Eric Baluja

Jerry Johnson
24th April 2001, 20:18
OOPS Double Post

Jerry Johnson
24th April 2001, 20:25
Originally posted by Eric Baluja
Dear Sirs,

What about those victimized by these frauds, the folks who waste (e.g.) 5 or more years of their lives learning something that is of questionable historical and combat legitimacy? What if they don't know any better and haven't the means to find out? It's not like there's an enbu every season over here in the U.S. and, if the fiction has been crafted with enough care, videos will be of little help.

Do "the bad students go to the bad teachers," as some people I know believe?

Just asking, I have no answers!

Eric Baluja

If I am qualified in anything this is it, and it is something I am not popular for. Allot of people have written me off because I am not koryu or some kind of a budo star. Why because I started out with "fraud" as you defined it. I am qualified because I started out with a so called fraud. Unlike those who aren't qualified and started with so called legit and koryu instructors. I spent over 5 years learning junk as it has been told to me. I started my own strip mall dojo for a short time. Without knowing that what I learned and taught was "fraudulent." Now did this hurt me. No. My ego, yes. Did I learn to defend myself, yes. I proved it on the street. It doesn't take fancy moves to do the average criminal in. Did I learn all the proper moves, fancy lingo, etc that comes with a legit or koryu, NO. did it make any difference in my skill, NO. What did make a difference me. My attitude. I worked hard at it and gained skill. Was I pointing my finger and lighting bolts shoot out of my finger. No. But, I was confident in what I could do. Was I taught incorrectly and dangerous moves possibly, but we are not talking about shooting a gun. I have seen so call legit arts and instructors do one thing and teach another because they don't want anyone one better then them. I have seen people seriously believe what they do is real and make it work and teach it exactly that way and have successful results. I have seen students of popular instructors that are thousands of years off base, because they naturally aren't martial artists. Yet they are teaching others. I have seen High rank poopa's be more concerned with politics and teaching that skill wise they are useless, and on the other hand I have seen low ranking nobodies with amazing skill. Sure there are people half-baked out in the martial arts, but they run along the whole spectrum. Must people over the age of 25 know a serious bull-$%^&er, it's the kids 25 and under that get wooed by the Mr. Hollywoods. But it is the sudtle and more sophisicated BSer that can be in legit Koryu or not that cultivate thier students ego in believing without about there is no one better. So when people ask me "what about the novice student" I say it doesn't really matter because only a few are talented, or endure long enough for it to matter.
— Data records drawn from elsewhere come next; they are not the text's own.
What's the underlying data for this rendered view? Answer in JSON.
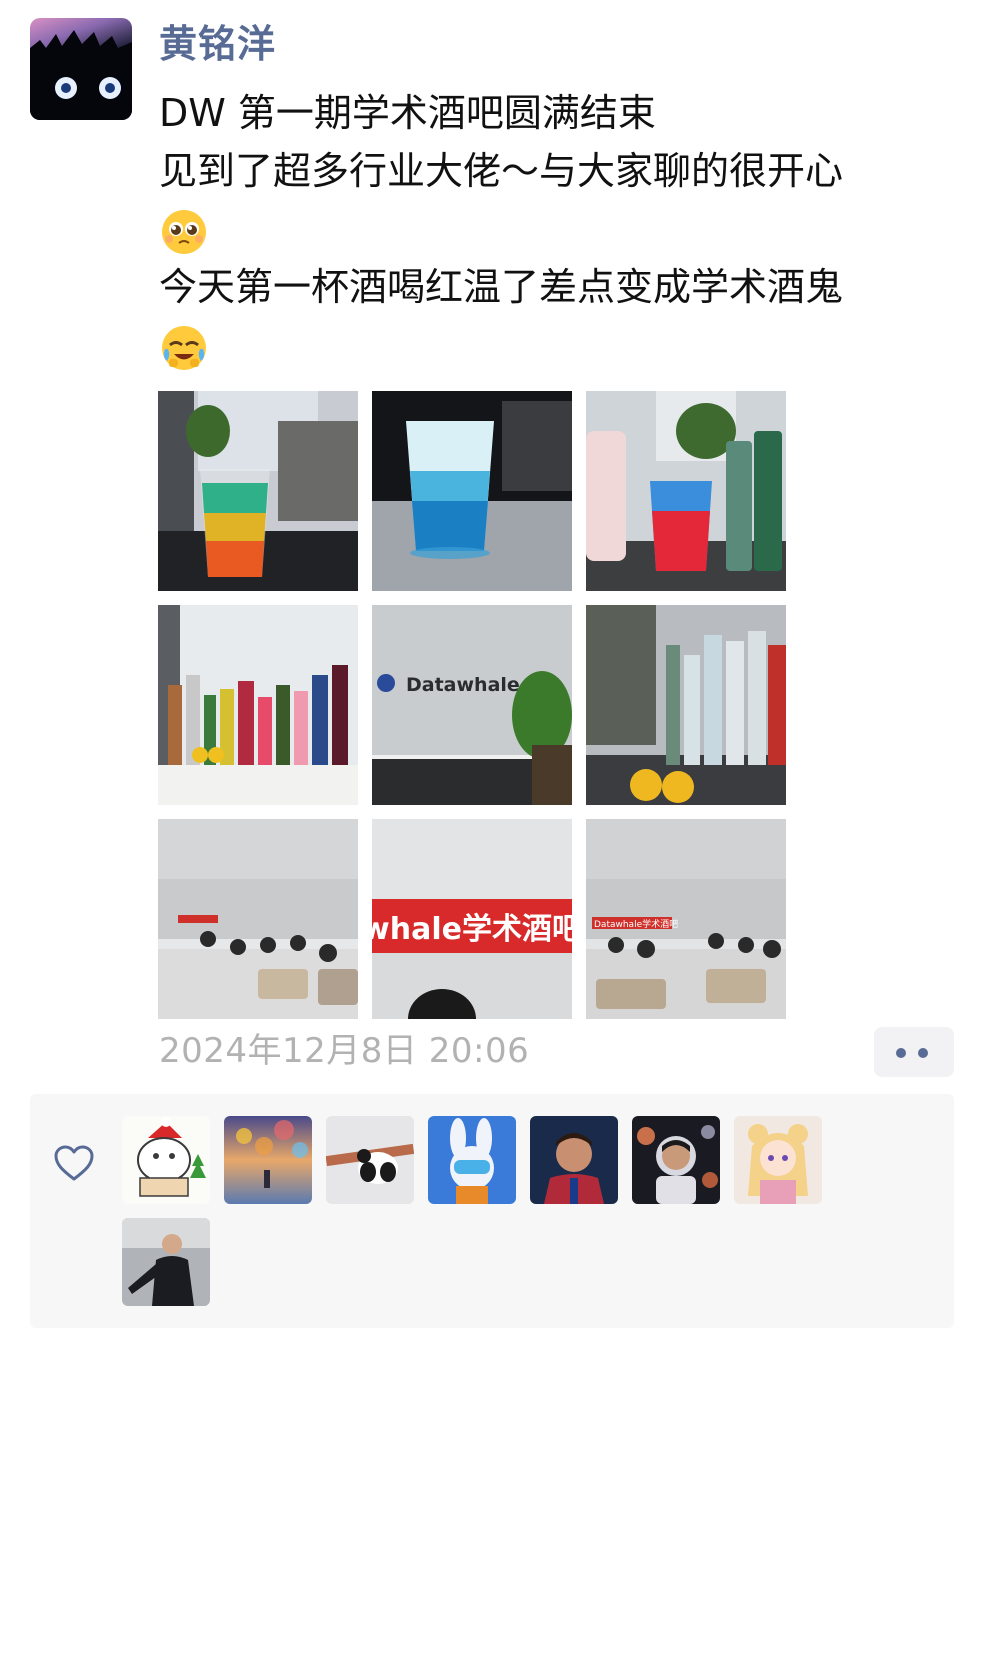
{
  "post": {
    "author": "黄铭洋",
    "lines": [
      "DW 第一期学术酒吧圆满结束",
      "见到了超多行业大佬～与大家聊的很开心",
      "今天第一杯酒喝红温了差点变成学术酒鬼"
    ],
    "emojis": [
      "pleading-face",
      "face-holding-back-tears"
    ],
    "photo_texts": [
      "Datawhale",
      "whale学术酒吧",
      "Datawhale学术酒吧"
    ],
    "timestamp": "2024年12月8日 20:06"
  },
  "actions": {
    "more_icon": "more-dots-icon",
    "like_icon": "heart-outline-icon"
  },
  "colors": {
    "author_link": "#576b95",
    "timestamp": "#b2b2b2",
    "likes_bg": "#f7f7f7"
  }
}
And that is why I really like Ellis comments.

I learn this a long time ago, I was mad I spent over 5 years with someone less then honest. That was up until the time I realized everyone was that way. And real martial arts i.e. Koryu and good teachers are as rare as a $5.00 bill. And the only way to change things is put 100% in your training and in time something is bound to take place. Either your practice and skill will out the bugs, and bad habits and you will have something you will enjoy or it won't. An if it doesn't you have no one to blame but yourself. There is no law in the universe that says incorrect can't be corrected over time with diligence and commitment. And its that true for all martial art's training.

Then the real question then boils down to personality, personal character and behavior is what makes the difference. To make the right choice on how to conduct yourself, when you find the truth. May it be in Koryu, or legit or not. Like a friend says to often, the weakness in martial arts isn't who is legit or not, but rather the inablity to keep the a**holes and politicians out. This is real issue for me, and not worrying out the novices learning a questionable art from an questionable instructor. But I will end with this, it is wrong to stay you studied judo or a branch of Aikido, or an instructor and then teach it to people which you never learned it at all. I am pointing toward a copyrights infringment type of thing.